• **Records to use**
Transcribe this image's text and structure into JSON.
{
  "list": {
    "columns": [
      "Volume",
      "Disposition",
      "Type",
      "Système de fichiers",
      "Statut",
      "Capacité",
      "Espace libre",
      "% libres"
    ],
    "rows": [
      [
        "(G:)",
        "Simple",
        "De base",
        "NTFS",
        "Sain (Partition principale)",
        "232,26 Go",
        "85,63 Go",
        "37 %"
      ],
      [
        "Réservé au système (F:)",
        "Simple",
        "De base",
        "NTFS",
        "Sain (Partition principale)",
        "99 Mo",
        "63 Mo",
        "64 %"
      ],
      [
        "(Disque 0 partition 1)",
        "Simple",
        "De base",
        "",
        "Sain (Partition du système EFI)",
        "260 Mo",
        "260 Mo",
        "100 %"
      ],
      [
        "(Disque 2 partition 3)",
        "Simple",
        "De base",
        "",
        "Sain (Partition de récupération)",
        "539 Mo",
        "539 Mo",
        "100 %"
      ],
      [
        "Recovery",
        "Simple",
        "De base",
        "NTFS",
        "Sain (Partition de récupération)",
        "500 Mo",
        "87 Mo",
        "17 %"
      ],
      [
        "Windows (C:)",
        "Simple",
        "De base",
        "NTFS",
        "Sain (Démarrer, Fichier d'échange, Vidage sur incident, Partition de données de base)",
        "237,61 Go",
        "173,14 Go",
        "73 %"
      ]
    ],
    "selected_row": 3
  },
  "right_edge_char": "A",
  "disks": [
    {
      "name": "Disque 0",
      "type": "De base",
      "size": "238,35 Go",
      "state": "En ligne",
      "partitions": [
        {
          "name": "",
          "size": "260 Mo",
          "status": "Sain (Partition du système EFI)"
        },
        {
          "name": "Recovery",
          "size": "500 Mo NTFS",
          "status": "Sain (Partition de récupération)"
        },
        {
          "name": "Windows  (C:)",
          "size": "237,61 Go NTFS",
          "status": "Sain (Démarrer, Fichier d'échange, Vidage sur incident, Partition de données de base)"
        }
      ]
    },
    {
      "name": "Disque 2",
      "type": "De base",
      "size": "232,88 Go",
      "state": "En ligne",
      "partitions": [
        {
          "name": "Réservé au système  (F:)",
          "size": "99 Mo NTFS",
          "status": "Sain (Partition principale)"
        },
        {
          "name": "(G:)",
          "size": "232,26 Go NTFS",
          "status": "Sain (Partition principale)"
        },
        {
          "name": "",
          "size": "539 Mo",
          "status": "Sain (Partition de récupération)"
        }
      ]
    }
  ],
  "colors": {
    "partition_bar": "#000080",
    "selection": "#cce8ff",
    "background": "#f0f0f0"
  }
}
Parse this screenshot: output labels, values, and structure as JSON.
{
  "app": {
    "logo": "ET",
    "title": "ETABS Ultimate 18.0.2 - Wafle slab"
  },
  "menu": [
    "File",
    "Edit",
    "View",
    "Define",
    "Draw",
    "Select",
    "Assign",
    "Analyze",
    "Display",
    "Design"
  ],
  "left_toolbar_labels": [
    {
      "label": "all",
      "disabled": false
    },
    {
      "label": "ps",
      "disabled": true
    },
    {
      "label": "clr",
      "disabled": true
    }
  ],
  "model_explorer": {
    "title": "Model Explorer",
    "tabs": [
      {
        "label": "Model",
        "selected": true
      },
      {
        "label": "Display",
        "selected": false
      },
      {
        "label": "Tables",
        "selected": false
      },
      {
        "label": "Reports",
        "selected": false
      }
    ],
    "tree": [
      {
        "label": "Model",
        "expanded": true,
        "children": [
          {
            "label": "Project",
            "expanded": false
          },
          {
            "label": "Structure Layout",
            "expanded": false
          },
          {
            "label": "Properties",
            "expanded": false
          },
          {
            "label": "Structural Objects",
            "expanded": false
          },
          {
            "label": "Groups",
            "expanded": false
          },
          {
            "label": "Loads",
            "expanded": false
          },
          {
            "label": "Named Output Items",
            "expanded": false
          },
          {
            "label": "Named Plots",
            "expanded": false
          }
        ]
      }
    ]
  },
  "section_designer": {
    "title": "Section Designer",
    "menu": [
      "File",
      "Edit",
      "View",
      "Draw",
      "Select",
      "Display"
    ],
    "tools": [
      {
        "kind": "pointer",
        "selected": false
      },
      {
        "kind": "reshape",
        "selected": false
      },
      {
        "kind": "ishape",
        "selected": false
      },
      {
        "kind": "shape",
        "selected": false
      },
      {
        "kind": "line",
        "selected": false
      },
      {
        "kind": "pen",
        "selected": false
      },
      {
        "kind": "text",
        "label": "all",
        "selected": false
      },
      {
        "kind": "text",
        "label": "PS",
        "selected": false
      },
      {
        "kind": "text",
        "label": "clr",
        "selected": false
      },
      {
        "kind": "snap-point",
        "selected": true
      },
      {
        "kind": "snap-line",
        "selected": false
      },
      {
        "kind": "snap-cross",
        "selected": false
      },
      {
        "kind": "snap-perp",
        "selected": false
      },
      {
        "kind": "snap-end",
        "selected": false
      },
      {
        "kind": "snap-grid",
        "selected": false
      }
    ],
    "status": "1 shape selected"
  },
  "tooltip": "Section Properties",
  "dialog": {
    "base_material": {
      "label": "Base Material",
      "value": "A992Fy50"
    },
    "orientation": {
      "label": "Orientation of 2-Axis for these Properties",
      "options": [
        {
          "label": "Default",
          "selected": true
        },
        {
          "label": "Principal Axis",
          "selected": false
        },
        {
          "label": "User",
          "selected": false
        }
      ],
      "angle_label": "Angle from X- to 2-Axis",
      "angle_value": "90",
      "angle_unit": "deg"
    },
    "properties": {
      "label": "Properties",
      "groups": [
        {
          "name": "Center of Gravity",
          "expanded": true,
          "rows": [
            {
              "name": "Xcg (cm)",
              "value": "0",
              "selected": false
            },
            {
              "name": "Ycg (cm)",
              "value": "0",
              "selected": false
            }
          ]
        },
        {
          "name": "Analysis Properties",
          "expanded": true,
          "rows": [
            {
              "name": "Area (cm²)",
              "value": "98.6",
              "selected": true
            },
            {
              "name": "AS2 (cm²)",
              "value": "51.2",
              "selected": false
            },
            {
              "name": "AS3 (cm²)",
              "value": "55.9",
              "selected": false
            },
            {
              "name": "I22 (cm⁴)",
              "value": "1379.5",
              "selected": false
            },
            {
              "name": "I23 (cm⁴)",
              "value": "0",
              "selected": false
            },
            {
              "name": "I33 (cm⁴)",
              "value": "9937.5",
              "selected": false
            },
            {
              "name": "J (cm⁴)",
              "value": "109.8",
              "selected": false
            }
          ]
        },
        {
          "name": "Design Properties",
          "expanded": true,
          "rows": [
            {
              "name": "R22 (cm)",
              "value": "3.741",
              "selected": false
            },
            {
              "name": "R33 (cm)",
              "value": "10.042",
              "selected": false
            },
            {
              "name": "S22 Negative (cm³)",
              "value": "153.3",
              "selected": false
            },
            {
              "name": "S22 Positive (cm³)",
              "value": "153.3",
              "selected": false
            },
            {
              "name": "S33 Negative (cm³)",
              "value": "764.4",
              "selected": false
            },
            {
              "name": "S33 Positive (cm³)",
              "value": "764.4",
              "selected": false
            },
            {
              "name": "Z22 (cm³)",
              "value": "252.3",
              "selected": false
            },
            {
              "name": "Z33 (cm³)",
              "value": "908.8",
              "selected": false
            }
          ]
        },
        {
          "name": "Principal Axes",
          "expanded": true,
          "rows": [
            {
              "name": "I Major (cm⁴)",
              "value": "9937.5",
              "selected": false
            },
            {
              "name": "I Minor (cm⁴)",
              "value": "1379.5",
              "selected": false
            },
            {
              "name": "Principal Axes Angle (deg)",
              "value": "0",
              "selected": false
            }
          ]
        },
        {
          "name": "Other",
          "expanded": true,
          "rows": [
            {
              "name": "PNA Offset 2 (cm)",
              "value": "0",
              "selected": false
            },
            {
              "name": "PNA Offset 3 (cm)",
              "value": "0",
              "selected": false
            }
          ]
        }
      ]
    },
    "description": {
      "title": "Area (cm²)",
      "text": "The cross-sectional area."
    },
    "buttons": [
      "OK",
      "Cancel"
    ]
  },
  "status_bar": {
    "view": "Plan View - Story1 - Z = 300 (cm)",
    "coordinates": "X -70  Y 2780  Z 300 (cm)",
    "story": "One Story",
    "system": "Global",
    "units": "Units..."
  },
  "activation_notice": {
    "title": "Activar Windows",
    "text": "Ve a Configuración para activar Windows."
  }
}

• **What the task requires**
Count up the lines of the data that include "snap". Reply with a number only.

• **Response to the exercise**
6